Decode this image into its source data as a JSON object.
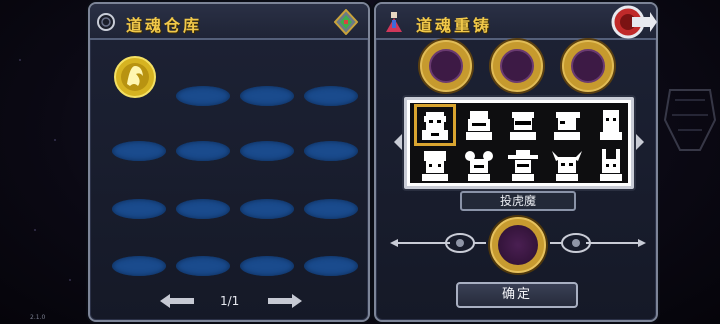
{
  "left_panel": {
    "title": "道魂仓库",
    "page_indicator": "1/1"
  },
  "right_panel": {
    "title": "道魂重铸",
    "selected_name": "投虎魔",
    "confirm_label": "确定"
  },
  "version": "2.1.0",
  "colors": {
    "title_gold": "#f0c84a",
    "slot_blue": "#1a4b8d",
    "socket_gold": "#c69a2e",
    "socket_purple": "#3d1a45"
  },
  "icons": [
    "settings-ring-icon",
    "gem-icon",
    "character-icon",
    "back-arrow-icon",
    "prev-page-arrow-icon",
    "next-page-arrow-icon",
    "wing-ornament-left-icon",
    "wing-ornament-right-icon"
  ]
}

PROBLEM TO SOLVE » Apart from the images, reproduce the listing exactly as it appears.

TASK RESULT »
Decode this image into its source data as a JSON object.
{
  "left_panel": {
    "title": "道魂仓库",
    "page_indicator": "1/1"
  },
  "right_panel": {
    "title": "道魂重铸",
    "selected_name": "投虎魔",
    "confirm_label": "确定"
  },
  "version": "2.1.0",
  "colors": {
    "title_gold": "#f0c84a",
    "slot_blue": "#1a4b8d",
    "socket_gold": "#c69a2e",
    "socket_purple": "#3d1a45"
  },
  "icons": [
    "settings-ring-icon",
    "gem-icon",
    "character-icon",
    "back-arrow-icon",
    "prev-page-arrow-icon",
    "next-page-arrow-icon",
    "wing-ornament-left-icon",
    "wing-ornament-right-icon"
  ]
}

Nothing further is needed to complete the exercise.